Thurty-seven years ago, The Editor and I had begun raising our first Irish Setter, Mitzi. I had grown up with dogs, and I had had dogs as an adult before meeting The Editor, but she had never had a dog. Since she was to be the primary care giver, we thought it would be a good idea for her and Mitzi to enroll in a training course. We did our research (1983, folks, that means Yellow Pages and newspapers) and we selected a woman who held classes one night a week, for eight weeks.
We waited until Mitzi was old enough, and we enrolled. The lessons were held in a large barn, maybe a dozen or so dogs. I’ll spare you (and I’ll avoid embarrassing The Editor) the details. Suffice it to say, we dropped out. The reasons were 70% Irish Setter and 30% the fact that The Editor was pregnant. However, the enrollment fee hadn’t been wasted. The first lesson, the most important lesson, according to the instructor, had been committed to memory. The first thing the instructor told the human students was to:
“Get down to the level of your dog and praise your dog!”
Mitzi figured that was all that was necessary.
This post is part of Linda G. Hill’s fun weekly series One-Liner Wednesday. If you have a one-liner, I’d encourage you to join in on the fun.
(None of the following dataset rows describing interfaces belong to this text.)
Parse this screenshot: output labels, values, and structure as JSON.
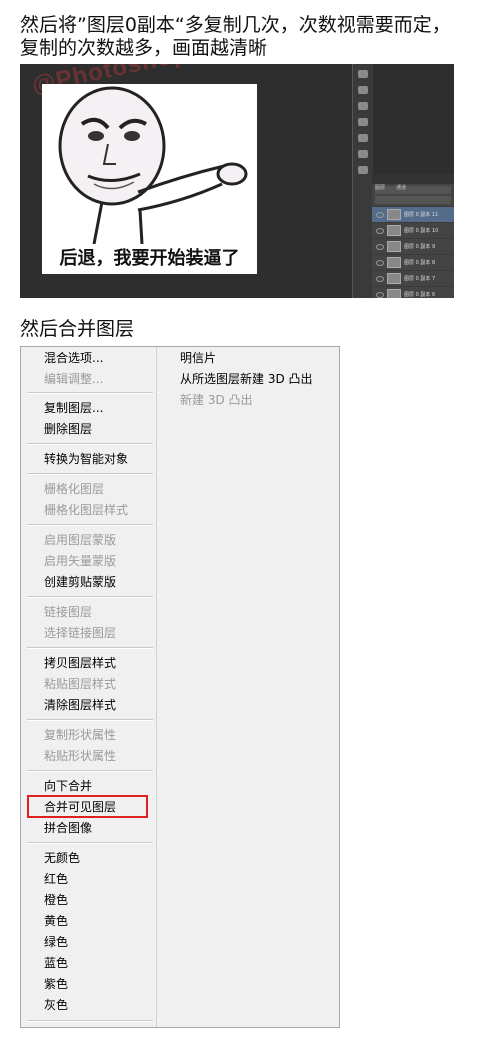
{
  "intro_text": "然后将”图层0副本“多复制几次，次数视需要而定，复制的次数越多，画面越清晰",
  "screenshot1": {
    "watermark": "@Photoshop教程",
    "meme_caption": "后退，我要开始装逼了",
    "layers_panel": {
      "tabs": [
        "图层",
        "通道"
      ],
      "layers": [
        "图层 0 副本 11",
        "图层 0 副本 10",
        "图层 0 副本 9",
        "图层 0 副本 8",
        "图层 0 副本 7",
        "图层 0 副本 6"
      ]
    }
  },
  "heading2": "然后合并图层",
  "context_menu": {
    "col1": {
      "items": [
        {
          "label": "混合选项...",
          "enabled": true
        },
        {
          "label": "编辑调整...",
          "enabled": false
        },
        {
          "label": "复制图层...",
          "enabled": true
        },
        {
          "label": "删除图层",
          "enabled": true
        },
        {
          "label": "转换为智能对象",
          "enabled": true
        },
        {
          "label": "栅格化图层",
          "enabled": false
        },
        {
          "label": "栅格化图层样式",
          "enabled": false
        },
        {
          "label": "启用图层蒙版",
          "enabled": false
        },
        {
          "label": "启用矢量蒙版",
          "enabled": false
        },
        {
          "label": "创建剪贴蒙版",
          "enabled": true
        },
        {
          "label": "链接图层",
          "enabled": false
        },
        {
          "label": "选择链接图层",
          "enabled": false
        },
        {
          "label": "拷贝图层样式",
          "enabled": true
        },
        {
          "label": "粘贴图层样式",
          "enabled": false
        },
        {
          "label": "清除图层样式",
          "enabled": true
        },
        {
          "label": "复制形状属性",
          "enabled": false
        },
        {
          "label": "粘贴形状属性",
          "enabled": false
        },
        {
          "label": "向下合并",
          "enabled": true
        },
        {
          "label": "合并可见图层",
          "enabled": true
        },
        {
          "label": "拼合图像",
          "enabled": true
        },
        {
          "label": "无颜色",
          "enabled": true
        },
        {
          "label": "红色",
          "enabled": true
        },
        {
          "label": "橙色",
          "enabled": true
        },
        {
          "label": "黄色",
          "enabled": true
        },
        {
          "label": "绿色",
          "enabled": true
        },
        {
          "label": "蓝色",
          "enabled": true
        },
        {
          "label": "紫色",
          "enabled": true
        },
        {
          "label": "灰色",
          "enabled": true
        }
      ]
    },
    "col2": {
      "items": [
        {
          "label": "明信片",
          "enabled": true
        },
        {
          "label": "从所选图层新建 3D 凸出",
          "enabled": true
        },
        {
          "label": "新建 3D 凸出",
          "enabled": false
        }
      ]
    },
    "highlighted_item": "合并可见图层",
    "highlight_color": "#e02020"
  }
}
You can follow this link to participate and to see the one-liners from the other participants.